Welcome To Tactical Clips

Get These Awesome Videos delivered directly to your Inbox!

Article Full Length Article War Footage

Footage of Kamikaze Attack on US Ships

Join The Tactical Clips Group - Sign Up For Our e-Mail List Today!

In order to protect your email account from spam we have sent you a confirmation link. Please click on the link in that email right away to make sure you do join us!

The video from British Pathe shows actual World War II footage of Japanese kamikaze attacks on US ships in the Pacific Ocean. A battle ensues where gunners bring down the Japanese planes, which are seen crashing into the sea. One hits the USS Bunker Hill, however, resulting in an explosion and a large fire. The USS Bunker Hill lived to fight again.
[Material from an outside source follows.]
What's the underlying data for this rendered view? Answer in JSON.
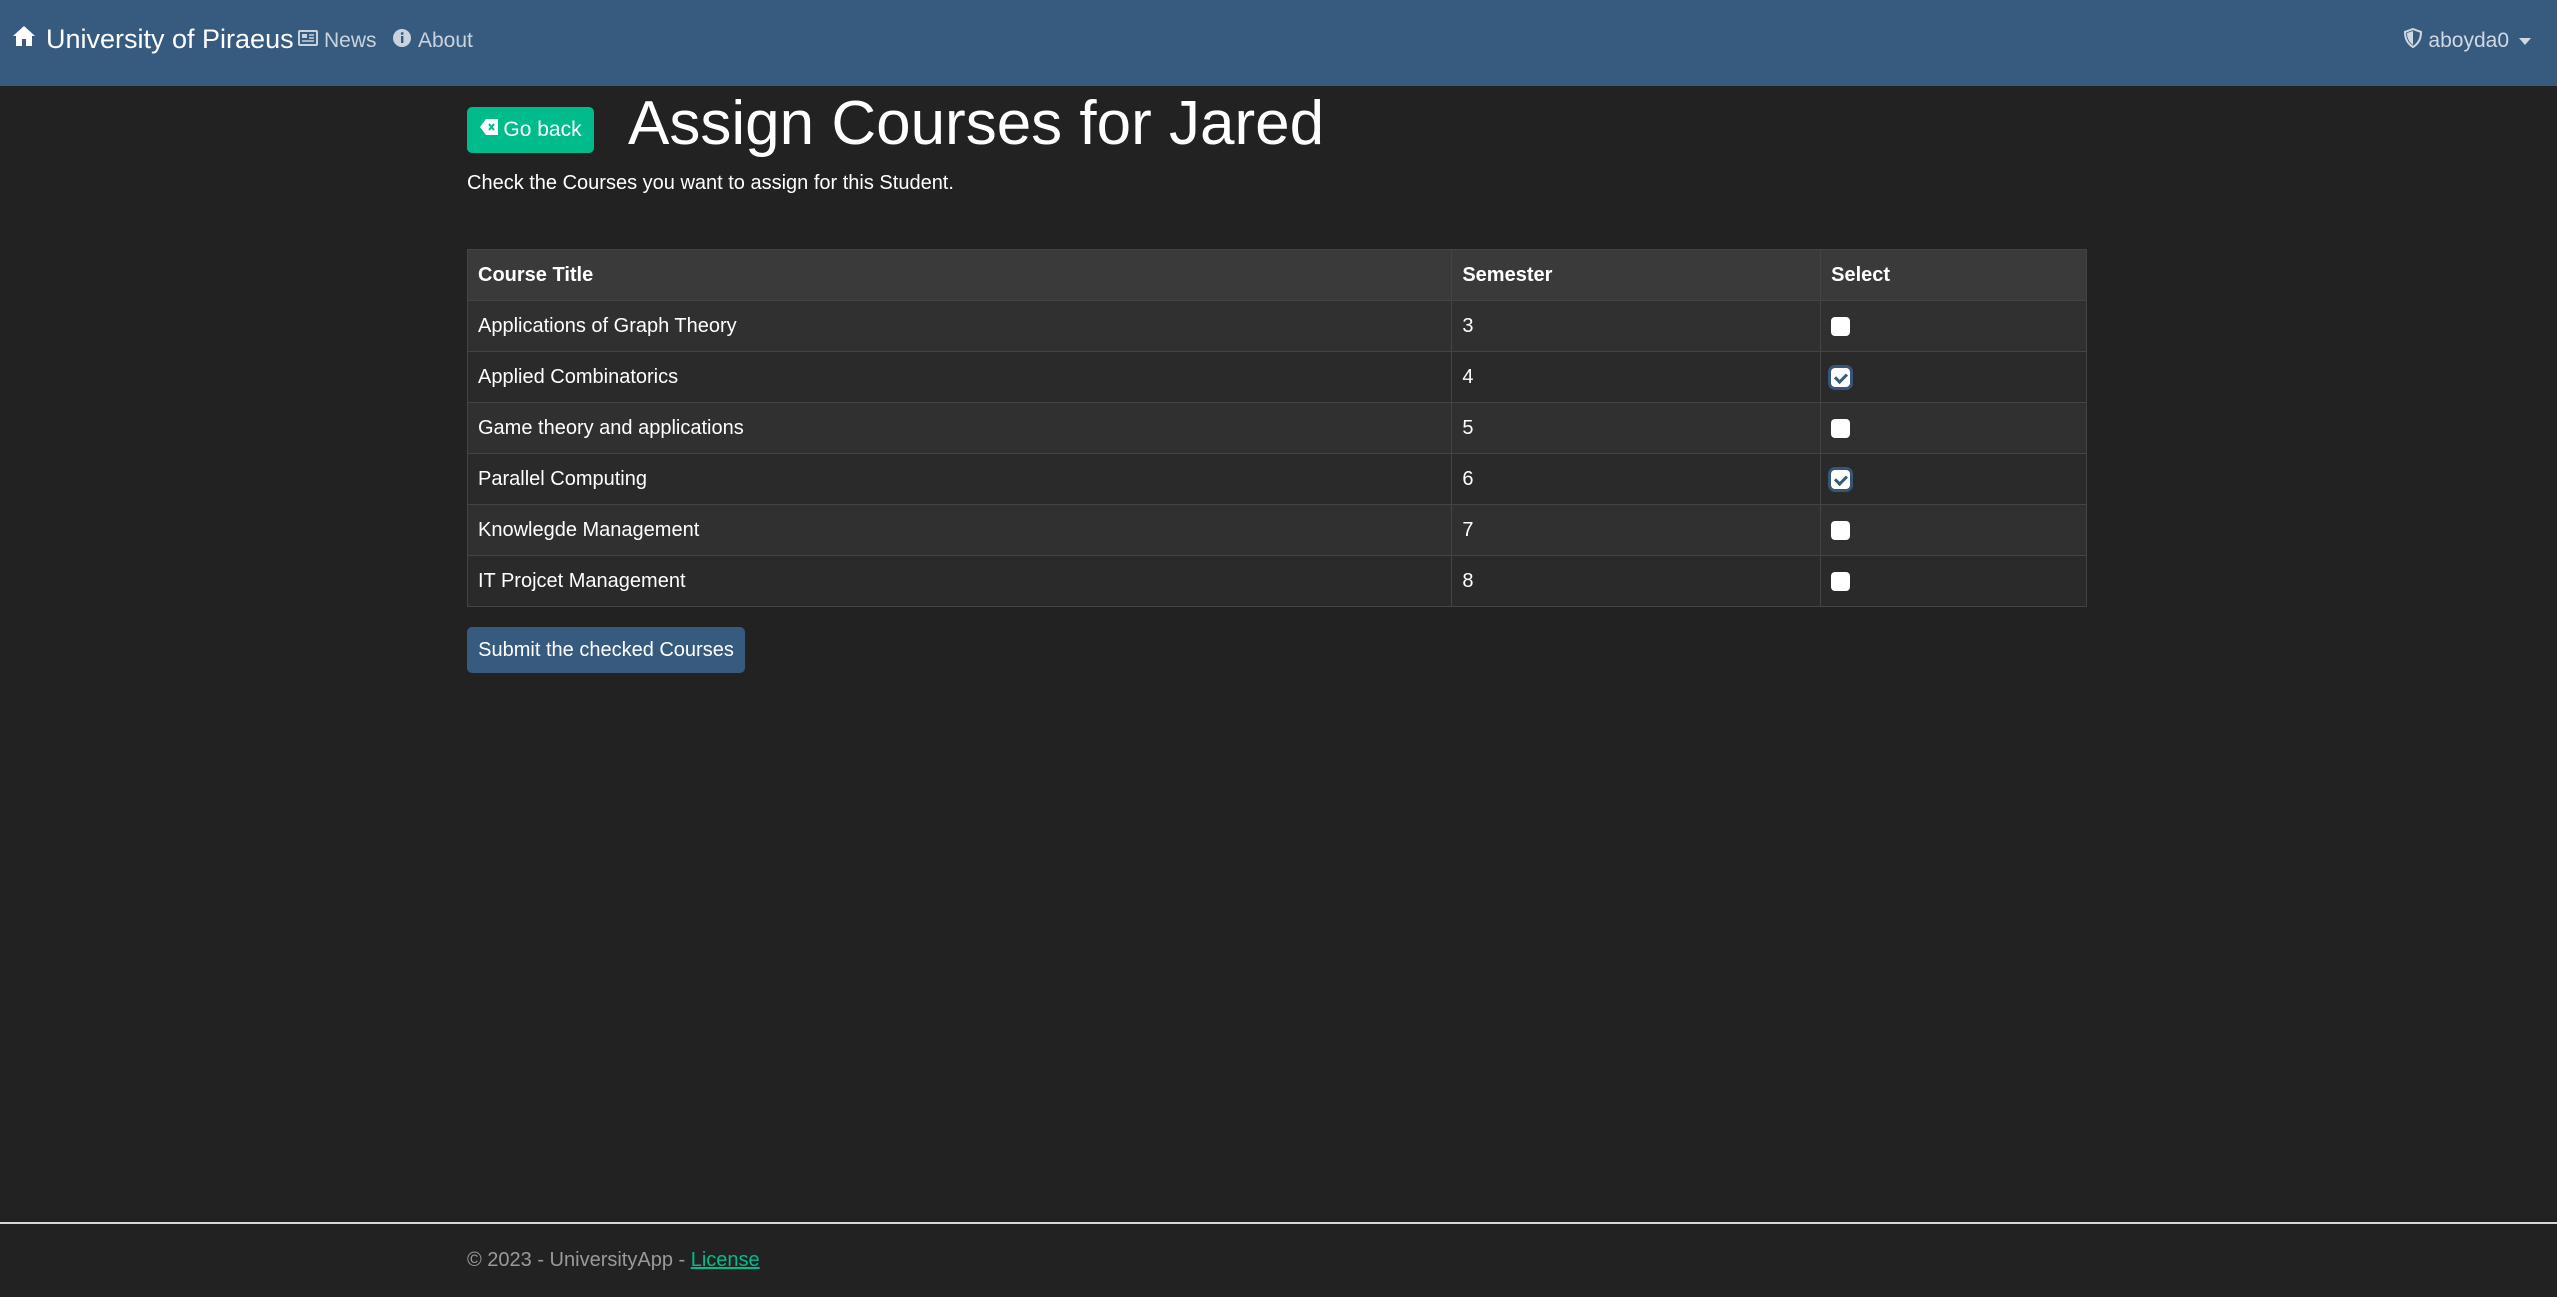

All Your Tactical Supplies at wholesale+15%

Ammunition at just above wholesale!
All Your Tactical Supplies at wholesale+15%

Ammunition at just above wholesale!
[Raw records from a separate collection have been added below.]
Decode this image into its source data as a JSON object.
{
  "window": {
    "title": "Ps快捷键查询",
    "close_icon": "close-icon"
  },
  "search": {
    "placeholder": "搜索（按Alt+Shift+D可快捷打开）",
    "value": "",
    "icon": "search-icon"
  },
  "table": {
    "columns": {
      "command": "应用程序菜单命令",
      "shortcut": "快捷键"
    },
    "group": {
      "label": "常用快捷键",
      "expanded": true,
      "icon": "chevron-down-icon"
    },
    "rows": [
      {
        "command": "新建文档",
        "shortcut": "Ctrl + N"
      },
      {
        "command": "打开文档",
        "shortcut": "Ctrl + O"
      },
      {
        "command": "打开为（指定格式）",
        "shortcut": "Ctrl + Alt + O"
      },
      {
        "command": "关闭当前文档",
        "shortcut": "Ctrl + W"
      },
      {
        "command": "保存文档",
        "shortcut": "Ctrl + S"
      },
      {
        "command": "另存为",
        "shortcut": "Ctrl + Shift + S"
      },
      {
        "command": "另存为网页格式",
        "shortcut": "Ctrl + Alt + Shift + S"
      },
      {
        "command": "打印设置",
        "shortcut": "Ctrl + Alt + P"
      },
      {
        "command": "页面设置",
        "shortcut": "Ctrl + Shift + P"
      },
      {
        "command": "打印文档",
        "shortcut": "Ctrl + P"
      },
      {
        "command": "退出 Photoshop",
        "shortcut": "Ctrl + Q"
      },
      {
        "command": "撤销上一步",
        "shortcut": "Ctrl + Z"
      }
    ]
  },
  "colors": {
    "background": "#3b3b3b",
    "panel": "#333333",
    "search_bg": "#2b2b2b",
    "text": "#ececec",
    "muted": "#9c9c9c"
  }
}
The USS Bunker Hill (CV-17) was one of 24 Essex-class aircraft carriers commissioned by the United States Navy during World War II. She was manufactured at the Bethlehem Steel Company in Quincy, Massachusetts. She was named for the Battle of Bunker Hill that took place during the American Revolutionary War, and was commissioned in 1943 with Captain J.J. Ballentine at the helm.

The ship was sent to San Diego, Pearl Harbor and the Pacific Theater of Operations, where she participated in multiple battles in the Southwest and Central Pacific, as well as drives through Iwo Jima and Okinawa. She also took part in air raids on Japan.
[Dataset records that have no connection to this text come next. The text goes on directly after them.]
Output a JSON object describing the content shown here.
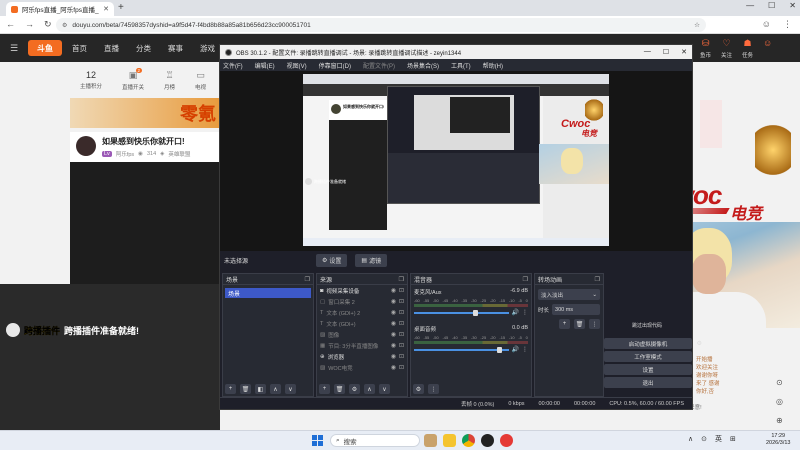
{
  "browser": {
    "tab_title": "阿乐fps直播_阿乐fps直播_阿乐",
    "url": "douyu.com/beta/74598357dyshid=a9f5d47-f4bd8b88a85a81b656d23cc900051701",
    "win_min": "—",
    "win_max": "☐",
    "win_close": "✕",
    "tab_close": "✕",
    "new_tab": "+"
  },
  "douyu": {
    "logo": "斗鱼",
    "nav": [
      "首页",
      "直播",
      "分类",
      "赛事",
      "游戏"
    ],
    "right_items": [
      {
        "icon": "⛁",
        "label": "鱼币"
      },
      {
        "icon": "♡",
        "label": "关注"
      },
      {
        "icon": "☗",
        "label": "任务"
      },
      {
        "icon": "☺",
        "label": ""
      }
    ],
    "stats": [
      {
        "num": "12",
        "label": "主播积分"
      },
      {
        "num": "",
        "label": "直播开关"
      },
      {
        "num": "",
        "label": "月榜"
      },
      {
        "num": "",
        "label": "电视"
      }
    ],
    "stat_badge": "2",
    "banner_text": "零氪",
    "room_title": "如果感到快乐你就开口!",
    "room_badge": "Lv",
    "room_meta_name": "阿乐fps",
    "room_meta_count": "314",
    "room_meta_extra": "英雄联盟",
    "overlay_title_yellow": "跨播插件",
    "overlay_title_white": "跨播插件准备就绪!",
    "chat_lines": [
      "开始播",
      "欢迎关注",
      "谢谢你呀",
      "来了 感谢",
      "你好,否"
    ],
    "bottom_msg": "欢迎: 喝上一杯奶茶 3 下载: 老板直播 2022520注明来意!",
    "side_icons": [
      "⊙",
      "◎",
      "⊕"
    ]
  },
  "woc": {
    "logo_text": "Cwoc",
    "logo_sub": "电竞"
  },
  "obs": {
    "title": "OBS 30.1.2 - 配置文件: 录播跳转直播调试 - 场景: 录播跳转直播调试描述 - zeyin1344",
    "menu": [
      "文件(F)",
      "编辑(E)",
      "视图(V)",
      "停靠窗口(D)",
      "配置文件(P)",
      "场景集合(S)",
      "工具(T)",
      "帮助(H)"
    ],
    "no_source": "未选择源",
    "btn_properties": "设置",
    "btn_filters": "滤镜",
    "docks": {
      "scenes_title": "场景",
      "sources_title": "来源",
      "mixer_title": "混音器",
      "transitions_title": "转场动画"
    },
    "scenes": [
      "场景"
    ],
    "sources": [
      {
        "name": "视频采集设备",
        "dim": false
      },
      {
        "name": "窗口采集 2",
        "dim": true
      },
      {
        "name": "文本 (GDI+) 2",
        "dim": true
      },
      {
        "name": "文本 (GDI+)",
        "dim": true
      },
      {
        "name": "图像",
        "dim": true
      },
      {
        "name": "节目: 3分半直播图像",
        "dim": true
      },
      {
        "name": "浏览器",
        "dim": false
      },
      {
        "name": "WOC电竞",
        "dim": true
      }
    ],
    "mixer": [
      {
        "name": "麦克风/Aux",
        "db": "-6.9 dB",
        "level": 0.65
      },
      {
        "name": "桌面音频",
        "db": "0.0 dB",
        "level": 0.9
      }
    ],
    "mixer_scale": [
      "-60",
      "-55",
      "-50",
      "-45",
      "-40",
      "-35",
      "-30",
      "-25",
      "-20",
      "-15",
      "-10",
      "-5",
      "0"
    ],
    "transition": "淡入淡出",
    "duration_label": "时长",
    "duration_value": "300 ms",
    "controls": [
      "启动虚拟摄像机",
      "工作室模式",
      "设置",
      "退出"
    ],
    "controls_top": "跳过出现代码",
    "status": {
      "frames": "丢帧 0 (0.0%)",
      "kbps": "0 kbps",
      "rec_time": "00:00:00",
      "live_time": "00:00:00",
      "cpu": "CPU: 0.5%, 60.00 / 60.00 FPS"
    },
    "nested_room": "如果感到快乐你就开口!",
    "nested_cap": "跨播插件准备就绪"
  },
  "taskbar": {
    "search_placeholder": "搜索",
    "tray": [
      "∧",
      "⊙",
      "英",
      "⊞"
    ],
    "time": "17:29",
    "date": "2026/3/13"
  },
  "colors": {
    "douyu_orange": "#f36c21",
    "obs_blue": "#3d59c8",
    "woc_red": "#c41b1b"
  }
}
While on duty during the invasion of Okinawa, the Bunker Hill was struck by two kamikaze fighter planes in succession, as seen in the video. There were over 600 casualties in the incident, with 346 dead and 43 missing. It was the second heaviest loss of life on any carrier that survived the war, surpassed only by the Franklin.

Bunker Hill was returned to the US mainland for repairs, and remained there until the war was over. Afterwards, Bunker Hill was deployed to bring American servicemen back home from the Pacific, before she was decommissioned in 1947. Bunker Hill and Franklin were the only ships that were never recommissioned after World War II.

The ship served as an electronics testing site in San Diego Bay for many years, before she was sold off for scrap in 1973, despite efforts to turn her into a museum ship.


Discuss This Article


To Top

Pin It on Pinterest

Share This

Share this awesome post with your friends !